Roy Ngerng Yi Ling, a government health worker who posts comments on social issues, said 1,104 people had so far contributed more than Sg$72,000 (RM184,900), exceeding his target of Sg$70,000 (RM179,700) when he launched the campaign Friday.
Ngerng published the transaction history of his bank account on his crowdfunding platform. Many of the donors registered comments criticising Lee and opposing the use of libel suits to silence government critics.
Singapore officials have long used defamation suits against printed publications to defend their reputations.
Ngerng was the first online critic brought to court by a Singaporean leader.
“Donations were mostly of small denominations, and ranged from one cent to two thousand dollars,” Ngerng, 33, told AFP.
“It reflects the people’s frustrations with the current situation,” added Ngerng, author of a blog called ‘The Heart Truths’..[continued…]
“Libel laws are still important, as with the principle of the right of the aggrieved party to sue for libel, but in this instance at least the scales of Justice have been tipped to be more even.”
But this is not a simple case of defamation. Do you see Obama or Cameron going around suing others for defamation? The difference here is PM is a political figure and criticisms against him and his policies are normal in a democracy. Similarly Obama has to publicize all his assets so people don’t accuse him of favoritism. The reason defamation is possible in Singapore is that PAP made the laws that made it possible. So for a PM to bring a defamation against a ordinary citizen is a no-no in a first world country.

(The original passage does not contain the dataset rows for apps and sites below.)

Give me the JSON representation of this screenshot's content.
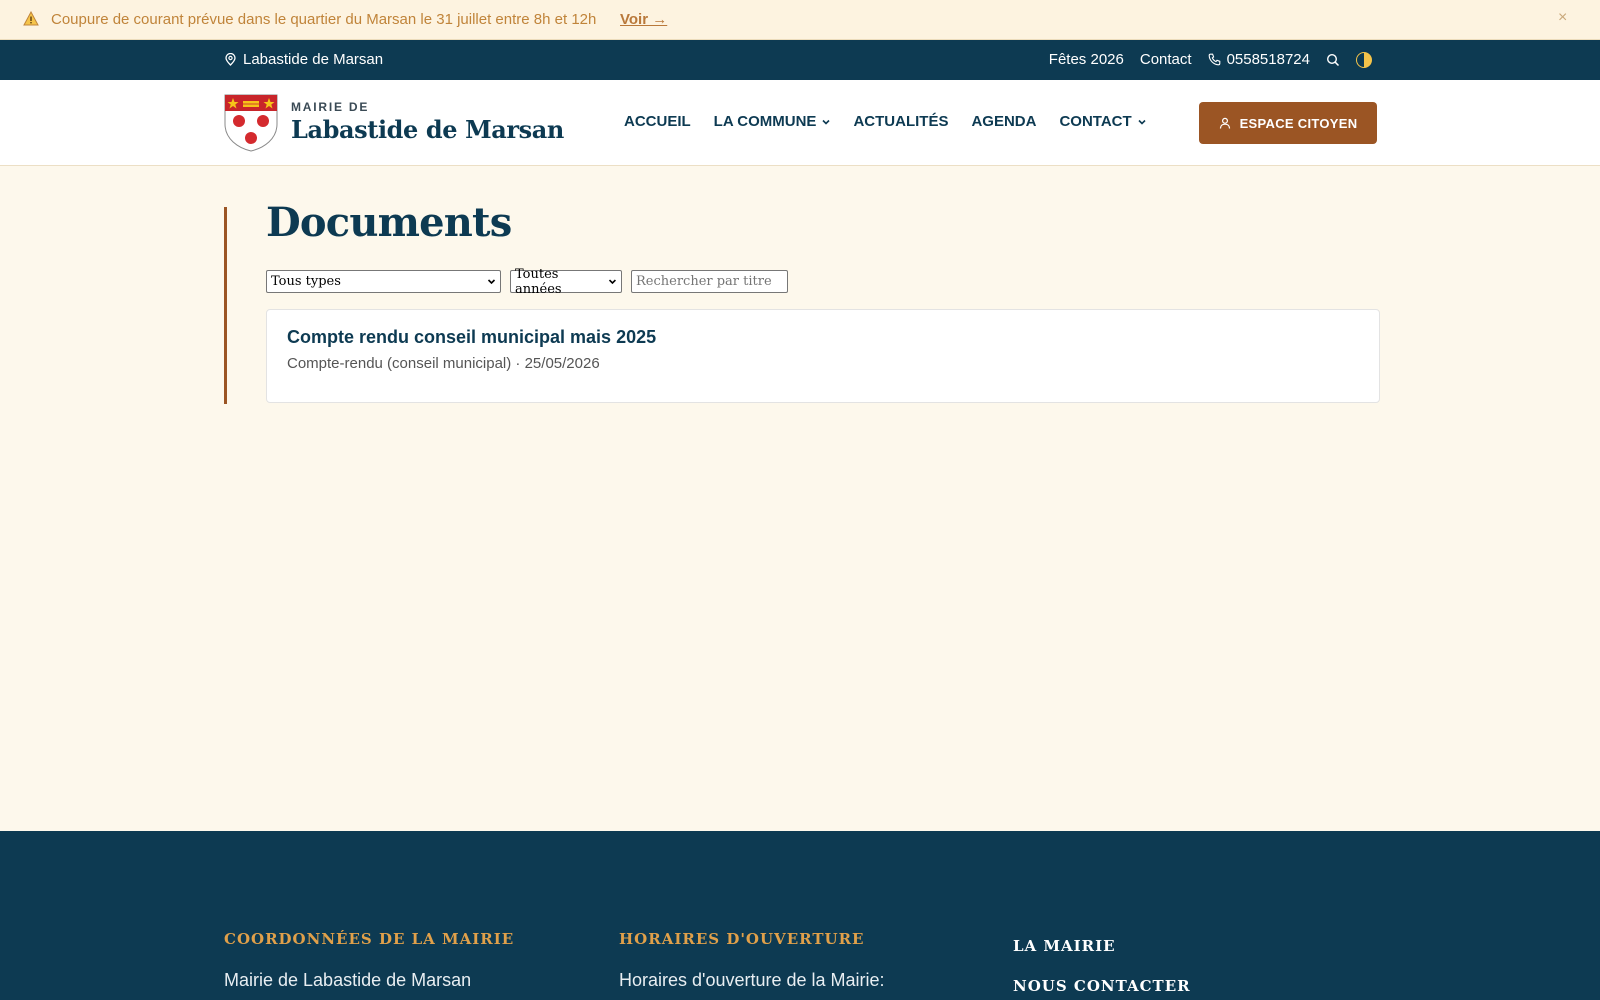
{
  "alert": {
    "message": "Coupure de courant prévue dans le quartier du Marsan le 31 juillet entre 8h et 12h",
    "link": "Voir →",
    "close": "×"
  },
  "topbar": {
    "location": "Labastide de Marsan",
    "links": [
      "Fêtes 2026",
      "Contact"
    ],
    "phone": "0558518724"
  },
  "header": {
    "brand_sub": "MAIRIE DE",
    "brand_title": "Labastide de Marsan",
    "nav": [
      "ACCUEIL",
      "LA COMMUNE",
      "ACTUALITÉS",
      "AGENDA",
      "CONTACT"
    ],
    "cta": "ESPACE CITOYEN"
  },
  "main": {
    "title": "Documents",
    "filters": {
      "type": "Tous types",
      "year": "Toutes années",
      "search_placeholder": "Rechercher par titre"
    },
    "documents": [
      {
        "title": "Compte rendu conseil municipal mais 2025",
        "meta": "Compte-rendu (conseil municipal) · 25/05/2026"
      }
    ]
  },
  "footer": {
    "col1_heading": "COORDONNÉES DE LA MAIRIE",
    "col1_text": "Mairie de Labastide de Marsan",
    "col2_heading": "HORAIRES D'OUVERTURE",
    "col2_text": "Horaires d'ouverture de la Mairie:",
    "links": [
      "LA MAIRIE",
      "NOUS CONTACTER"
    ]
  },
  "colors": {
    "primary": "#0d3a52",
    "accent": "#9b5524",
    "background": "#fdf8ec",
    "footer_heading": "#e0a04a"
  }
}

Singaporeans are not exposed to democratic principles and ideas because they have been conditioned by the PAP. Have a great day!